Since I've gone through pretty much everything we do for each subject, I thought I would take one post to talk about how I go about doing my planning. I realized that I didn't include some information in my subject posts like how often we actually do each thing. So I'm going to be brave and let you all have a peek into my plan book. My plan book's main purpose is to serves as a sort of spatial checklist for me. You can see it larger if you click on the pic.
When I begin planning, I usually start with grammar and fill in the information from the First Language Lessons book. The numbers in the corner are the lesson numbers, and the objectives are pretty much what is listed at the top of each lesson. I fill this in first because our copywork and handwriting are usually dependent on what we do for grammar. We were doing the lessons twice a week and reviewing the poems for recitation on the other days, but we got behind for a variety of reasons, so we're doing 3-4 lessons a week for now.
I do my planning on a weekly basis because a lot of it depends on the books I am able to find at the library. I like to coordinate history and reading, also, since I don't want to require extra independent reading if we'll be reading a longer book for history (like Secret of the Andes was here).
I also like to have the flexibility of changing things up if lessons are going really well or not so well which is difficult to do if you write things out way ahead. This is where gathering all the reading lists and having the memory work set out for me are very helpful because I already have a plan to work from each week.
After I get the grammar and handwriting down, then I add the spelling, planning for 2-3 days for each lesson. Then I fill in history breaking up the readings I have that are applicable to the week's history sentence. I keep in mind the materials we have available, and I break it all up throughout the week including geography work some days.
Next, I look at the Ambleside Online reading schedule and break up the material throughout the week with or without independent reading depending on history. Some weeks seem sparse to me, and I'll add in an extra story from The Blue Fairy Book (which are older versions of traditional fairy tales) or a similar book. I do have issues with some of the Aesop fables not being in our book, so I just pick another one.
I then fill in the math according to how quickly I anticipate us moving and skills we need to drill. Finally, I add in any books or activities I have that reinforce our fine arts focus and science memory work for the week. That can be library books, viewing art online, coloring and labeling diagrams for science, or similar activities.
As we go through each day's work, I mark through things with a highlighter when they are done.
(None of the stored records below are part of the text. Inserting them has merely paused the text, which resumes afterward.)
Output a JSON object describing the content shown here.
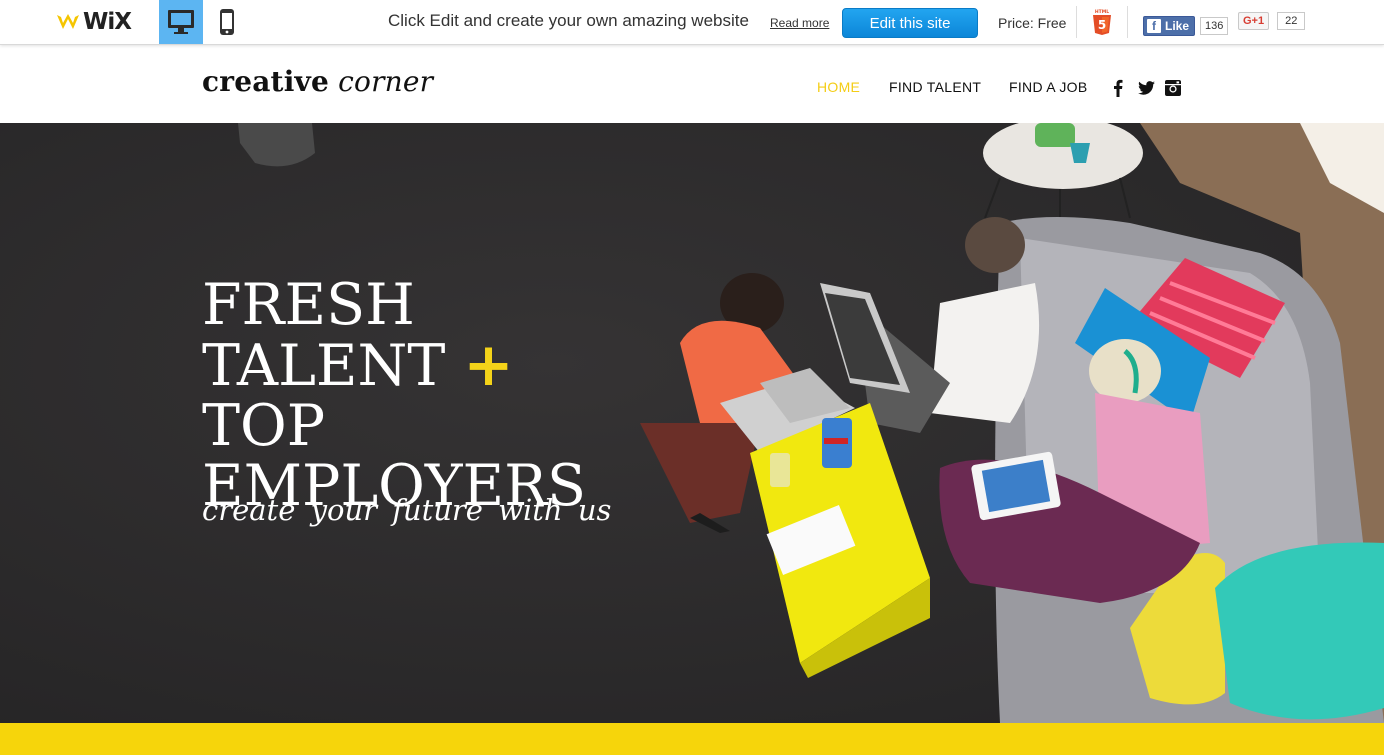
{
  "wixbar": {
    "logo": "WiX",
    "promo_text": "Click Edit and create your own amazing website",
    "read_more": "Read more",
    "edit_button": "Edit this site",
    "price": "Price: Free",
    "facebook": {
      "label": "Like",
      "count": "136"
    },
    "gplus": {
      "label": "G+1",
      "count": "22"
    },
    "colors": {
      "accent": "#5cb5f2",
      "edit_button": "#1596e4"
    }
  },
  "header": {
    "brand_bold": "creative",
    "brand_italic": "corner",
    "nav": [
      {
        "label": "HOME",
        "active": true
      },
      {
        "label": "FIND TALENT",
        "active": false
      },
      {
        "label": "FIND A JOB",
        "active": false
      }
    ],
    "social_icons": [
      "facebook-icon",
      "twitter-icon",
      "instagram-icon"
    ],
    "colors": {
      "active_nav": "#f4cd16"
    }
  },
  "hero": {
    "title_lines": [
      "FRESH",
      "TALENT",
      "TOP",
      "EMPLOYERS"
    ],
    "plus": "+",
    "subtitle": "create your future with us",
    "colors": {
      "highlight": "#f4d319",
      "strip": "#f6d50b"
    }
  }
}
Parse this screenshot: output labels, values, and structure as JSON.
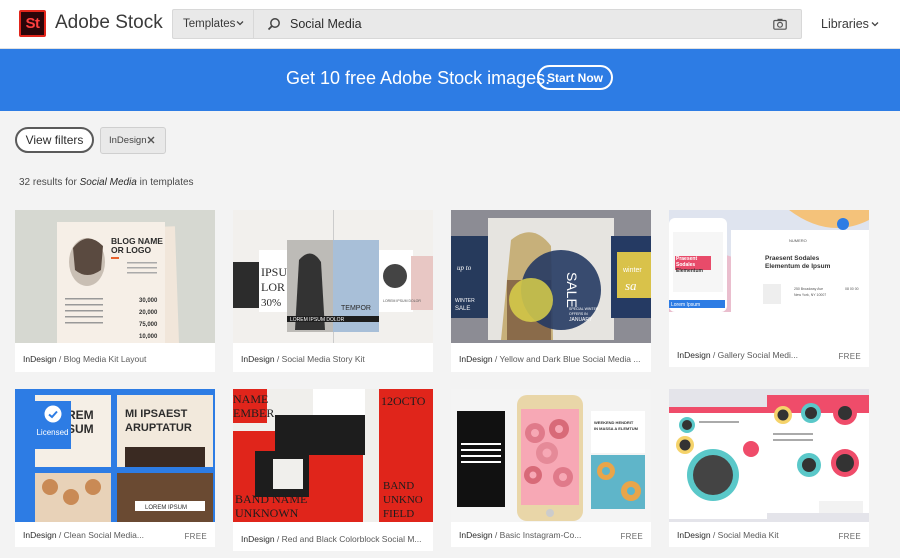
{
  "header": {
    "logo_text": "St",
    "brand": "Adobe Stock",
    "category_select": "Templates",
    "search_value": "Social Media",
    "libraries_label": "Libraries"
  },
  "banner": {
    "text": "Get 10 free Adobe Stock images.",
    "cta": "Start Now"
  },
  "filters": {
    "view_filters_label": "View filters",
    "active_tag": "InDesign"
  },
  "results": {
    "count_prefix": "32 results for ",
    "query": "Social Media",
    "suffix": " in templates"
  },
  "cards": [
    {
      "app": "InDesign",
      "title": " / Blog Media Kit Layout",
      "free": ""
    },
    {
      "app": "InDesign",
      "title": " / Social Media Story Kit",
      "free": ""
    },
    {
      "app": "InDesign",
      "title": " / Yellow and Dark Blue Social Media ...",
      "free": ""
    },
    {
      "app": "InDesign",
      "title": " / Gallery Social Medi...",
      "free": "FREE"
    },
    {
      "app": "InDesign",
      "title": " / Clean Social Media...",
      "free": "FREE",
      "licensed": "Licensed"
    },
    {
      "app": "InDesign",
      "title": " / Red and Black Colorblock Social M...",
      "free": ""
    },
    {
      "app": "InDesign",
      "title": " / Basic Instagram-Co...",
      "free": "FREE"
    },
    {
      "app": "InDesign",
      "title": " / Social Media Kit",
      "free": "FREE"
    }
  ],
  "thumb_text": {
    "card1": [
      "BLOG NAME",
      "OR LOGO",
      "30,000",
      "20,000",
      "75,000",
      "10,000"
    ],
    "card2": [
      "IPSU",
      "LOR",
      "30%",
      "LOREM IPSUM DOLOR",
      "TEMPOR",
      "LOREM IPSUM DOLOR"
    ],
    "card3": [
      "SALE",
      "SPECIAL WINTER",
      "OFFERS IN",
      "JANUARY",
      "winter",
      "sa",
      "WINTER",
      "SALE",
      "up to"
    ],
    "card4": [
      "NUMERO",
      "Praesent Sodales",
      "Elementum de Ipsum",
      "250 Broadway Ave",
      "New York, NY 10007",
      "08 00 00",
      "Praesent",
      "Sodales",
      "Elementum",
      "Lorem Ipsum"
    ],
    "card5": [
      "REM",
      "SUM",
      "MI IPSAEST",
      "ARUPTATUR",
      "LOREM IPSUM"
    ],
    "card6": [
      "NAME",
      "EMBER",
      "12OCTO",
      "BAND NAME",
      "UNKNOWN",
      "BAND",
      "UNKNO",
      "FIELD"
    ],
    "card7": [
      "WEEKEND HENDRIT",
      "IN MASSA A ELEMTUM"
    ],
    "card8": []
  },
  "colors": {
    "banner_blue": "#2d7ce4",
    "logo_red": "#e1251b",
    "logo_bg": "#2b0509",
    "page_bg": "#f3f3f3"
  },
  "icons": {
    "search": "magnifier-icon",
    "camera": "camera-icon",
    "chevron": "chevron-down-icon",
    "close": "close-icon",
    "check": "check-icon"
  }
}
This allows me to quickly see what we've covered, anything I might have forgotten, and things we just didn't get around to. I make my plans in pencil so that I can change things up if I need to. I can move something we didn't cover to another day. I like to be able to keep track and make changes in writing, so this is the system I came up with.
Also, just because two things are under the same subject doesn't mean they have to be done back to back. I call my plan book a checklist because I see that I'm meeting my objectives for all the subjects each day, but I can attack them in whatever order is necessary and mark them off as I go. I've just started adding in a skinny column on the far right to mark off that we've reviewed our memory work for the day. I like to be able to mark that off, and I plan to add that to the page when I make a new book.
I don't know if all this is helpful to anyone or not, but I often find it interesting to see how people organize things. Plus, I wanted to show how quickly my process goes when I sit down to plan. It's mostly a matter of recording which books and pages we will be using each day with blurbs about what we're covering.
I do plan to share a few more random thoughts soon to wrap everything up. I would really love to hear from any of you who might have questions, though. Is there anything that didn't make sense or that I might have left out? My goal in all of this has been to help others see one way of doing homeschool classically in the younger grades.
Other posts in this series:
Spelling and Handwriting
Science and Art
A Few Random Thoughts